Unions protest plan to limit funds they can go after in bargaining
September 29, 2012

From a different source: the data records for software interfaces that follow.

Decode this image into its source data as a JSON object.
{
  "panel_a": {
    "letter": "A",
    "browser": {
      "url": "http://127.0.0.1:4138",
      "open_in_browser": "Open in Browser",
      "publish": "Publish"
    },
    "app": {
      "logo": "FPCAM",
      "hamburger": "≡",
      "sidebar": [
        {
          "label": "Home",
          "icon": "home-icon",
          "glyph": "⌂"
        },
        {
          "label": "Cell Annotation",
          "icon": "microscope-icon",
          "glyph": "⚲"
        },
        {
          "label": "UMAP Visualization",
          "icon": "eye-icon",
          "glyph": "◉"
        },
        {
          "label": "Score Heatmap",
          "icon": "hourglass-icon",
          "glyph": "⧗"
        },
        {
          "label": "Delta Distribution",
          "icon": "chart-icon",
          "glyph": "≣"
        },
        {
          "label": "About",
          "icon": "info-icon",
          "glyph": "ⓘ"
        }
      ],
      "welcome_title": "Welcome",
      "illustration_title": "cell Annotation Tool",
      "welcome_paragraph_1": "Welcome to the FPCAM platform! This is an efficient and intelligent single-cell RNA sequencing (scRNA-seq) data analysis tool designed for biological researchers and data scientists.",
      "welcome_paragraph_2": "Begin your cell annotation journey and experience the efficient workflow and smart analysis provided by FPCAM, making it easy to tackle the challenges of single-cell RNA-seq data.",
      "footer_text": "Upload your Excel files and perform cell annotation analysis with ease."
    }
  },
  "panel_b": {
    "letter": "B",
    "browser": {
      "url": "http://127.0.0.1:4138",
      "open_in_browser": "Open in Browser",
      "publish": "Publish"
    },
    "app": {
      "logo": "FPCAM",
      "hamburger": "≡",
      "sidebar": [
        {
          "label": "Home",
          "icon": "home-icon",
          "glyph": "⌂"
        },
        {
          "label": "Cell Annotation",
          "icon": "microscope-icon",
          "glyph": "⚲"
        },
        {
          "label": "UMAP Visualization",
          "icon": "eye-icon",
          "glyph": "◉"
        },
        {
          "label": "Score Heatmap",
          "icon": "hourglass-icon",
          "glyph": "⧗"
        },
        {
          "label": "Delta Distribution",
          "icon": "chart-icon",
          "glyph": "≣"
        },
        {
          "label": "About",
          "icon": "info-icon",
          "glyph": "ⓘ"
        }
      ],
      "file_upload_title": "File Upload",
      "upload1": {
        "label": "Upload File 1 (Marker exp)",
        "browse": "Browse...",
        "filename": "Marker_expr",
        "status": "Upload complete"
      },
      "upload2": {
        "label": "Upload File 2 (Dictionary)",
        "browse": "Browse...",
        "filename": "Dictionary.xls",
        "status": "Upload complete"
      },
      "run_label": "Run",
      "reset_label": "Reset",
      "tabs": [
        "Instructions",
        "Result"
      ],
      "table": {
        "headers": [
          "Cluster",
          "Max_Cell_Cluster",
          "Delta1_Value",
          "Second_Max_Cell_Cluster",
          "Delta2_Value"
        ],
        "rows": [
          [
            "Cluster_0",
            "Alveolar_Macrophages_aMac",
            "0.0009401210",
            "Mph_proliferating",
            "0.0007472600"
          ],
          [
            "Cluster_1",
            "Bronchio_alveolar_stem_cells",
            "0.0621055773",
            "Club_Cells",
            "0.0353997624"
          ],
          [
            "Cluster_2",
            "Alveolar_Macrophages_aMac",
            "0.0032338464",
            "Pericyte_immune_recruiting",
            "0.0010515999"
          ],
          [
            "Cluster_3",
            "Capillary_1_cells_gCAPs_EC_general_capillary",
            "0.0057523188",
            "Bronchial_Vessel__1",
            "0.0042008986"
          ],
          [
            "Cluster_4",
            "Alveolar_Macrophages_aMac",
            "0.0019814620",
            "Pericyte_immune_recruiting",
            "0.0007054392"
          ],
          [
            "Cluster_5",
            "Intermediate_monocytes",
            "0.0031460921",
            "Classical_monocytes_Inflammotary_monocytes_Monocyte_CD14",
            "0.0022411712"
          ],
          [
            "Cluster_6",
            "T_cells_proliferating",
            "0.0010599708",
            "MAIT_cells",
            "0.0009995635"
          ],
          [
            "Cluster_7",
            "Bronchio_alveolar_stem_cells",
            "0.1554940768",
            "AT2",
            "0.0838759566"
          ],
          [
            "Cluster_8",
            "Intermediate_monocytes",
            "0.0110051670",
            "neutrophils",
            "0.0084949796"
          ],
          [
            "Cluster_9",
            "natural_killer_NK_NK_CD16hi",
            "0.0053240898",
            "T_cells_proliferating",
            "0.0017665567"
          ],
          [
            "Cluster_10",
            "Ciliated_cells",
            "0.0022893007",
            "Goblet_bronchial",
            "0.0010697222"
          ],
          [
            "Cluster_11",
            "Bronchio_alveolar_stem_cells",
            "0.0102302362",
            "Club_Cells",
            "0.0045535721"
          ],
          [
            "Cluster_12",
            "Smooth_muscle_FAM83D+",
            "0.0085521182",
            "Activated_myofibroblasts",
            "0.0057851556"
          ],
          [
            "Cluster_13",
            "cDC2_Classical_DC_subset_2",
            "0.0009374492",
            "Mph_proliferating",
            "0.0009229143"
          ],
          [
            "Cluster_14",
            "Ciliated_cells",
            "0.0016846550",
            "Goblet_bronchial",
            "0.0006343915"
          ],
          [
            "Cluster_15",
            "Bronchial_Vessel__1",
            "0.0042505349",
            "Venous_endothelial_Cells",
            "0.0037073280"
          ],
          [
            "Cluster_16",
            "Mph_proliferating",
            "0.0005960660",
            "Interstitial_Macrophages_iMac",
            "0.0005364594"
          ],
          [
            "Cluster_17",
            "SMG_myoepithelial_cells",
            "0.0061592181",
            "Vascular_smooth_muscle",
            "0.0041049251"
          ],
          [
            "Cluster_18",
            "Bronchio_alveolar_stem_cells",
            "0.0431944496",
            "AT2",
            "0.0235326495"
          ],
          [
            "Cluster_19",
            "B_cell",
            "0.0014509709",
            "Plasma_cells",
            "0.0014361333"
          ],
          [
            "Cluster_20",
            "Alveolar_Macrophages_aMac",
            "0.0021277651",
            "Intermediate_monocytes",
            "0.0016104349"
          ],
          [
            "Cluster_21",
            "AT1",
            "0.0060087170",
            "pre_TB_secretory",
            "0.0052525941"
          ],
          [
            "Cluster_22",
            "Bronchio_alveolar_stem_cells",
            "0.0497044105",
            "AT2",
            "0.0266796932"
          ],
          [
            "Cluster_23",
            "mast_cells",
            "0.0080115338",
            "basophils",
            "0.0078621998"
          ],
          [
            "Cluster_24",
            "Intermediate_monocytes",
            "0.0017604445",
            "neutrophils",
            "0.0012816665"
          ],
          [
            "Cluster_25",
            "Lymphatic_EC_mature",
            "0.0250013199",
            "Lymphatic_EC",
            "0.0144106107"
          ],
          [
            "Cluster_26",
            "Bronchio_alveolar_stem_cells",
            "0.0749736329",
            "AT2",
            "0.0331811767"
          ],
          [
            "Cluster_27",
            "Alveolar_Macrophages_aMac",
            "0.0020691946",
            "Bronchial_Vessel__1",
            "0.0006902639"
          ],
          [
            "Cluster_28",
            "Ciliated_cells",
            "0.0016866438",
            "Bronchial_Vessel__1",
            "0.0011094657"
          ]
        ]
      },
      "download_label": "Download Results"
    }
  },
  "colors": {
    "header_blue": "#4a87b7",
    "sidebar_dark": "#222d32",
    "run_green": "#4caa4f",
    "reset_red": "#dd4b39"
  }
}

A proposed regulation that would fence off more local government money from collective bargaining was delayed Friday after union representatives argued that a state panel lacks legal authority to consider the plan.The proposal before the state Committee on Local Government Finance would double the amount of money that Nevada’s local governments can keep in their ending fund balances from a maximum of 8.3 percent to 16.6 percent of any given general or special revenue fund.In collective bargaining, unions can’t go after public funds that wind up in the ending fund balances. Whether or not a city, county or other entity could reach that percentage, that revenue could not be used to raise public worker salaries.Unions led by Danny Thompson of the AFL-CIO enlisted the help of outgoing state Senate Majority Leader Steven Horsford, D-North Las Vegas, to block the plan at least temporarily. In a letter to the committee, Horsford said he doesn’t believe the committee has the authority to raise that percentage.“There was no specific authority added by the 2001 Legislature or at any other time for the Committee on Local Government Finance to determine a specific percentage ending fund balance for general or special revenue funds,” Horsford wrote in a letter dated Sept. 11. “With this in mind, it appears clear that this is a subject that the Nevada Legislature has reserved for legislative action.”Thompson, joined by several other public employee union officials in backing that argument, said, “This issue has always been the province of the Legislature.” He added that the change would have “a profound impact.”Thompson was joined by Ron Dreher who represents peace officers among other public unions, Priscilla Maloney of AFSCME, Craig Stevens of the teachers union and others in calling on the committee to drop the idea and leave the issue to the 2013 Legislature.Reno City Manager Andrew Clinger maintained that any change adopted by the committee still would have to be approved by the Legislative Commission. He said after the meeting that the committee, like numerous other administrative panels created by the state, was formed in large part to write and adopt regulations for the Nevada Administrative Code.The committee’s deputy attorney general, Dawn Buoncristiani, said since Horsford’s letter didn’t arrive until Friday morning she wasn’t prepared to give a legal opinion on his argument. The committee postponed action on the proposed change pending receipt of her legal analysis.Thompson said after the meeting that such a substantive change “should be left to elected officials, not bureaucrats.”Nevada’s tough collective bargaining law has been the subject of much debate, especially since the recession hit. There has been some public anger over the high salaries of certain public workers, especially police and firemen. But city and county officials say unions have control of the process and can force raises even when a local entity is hurting financially.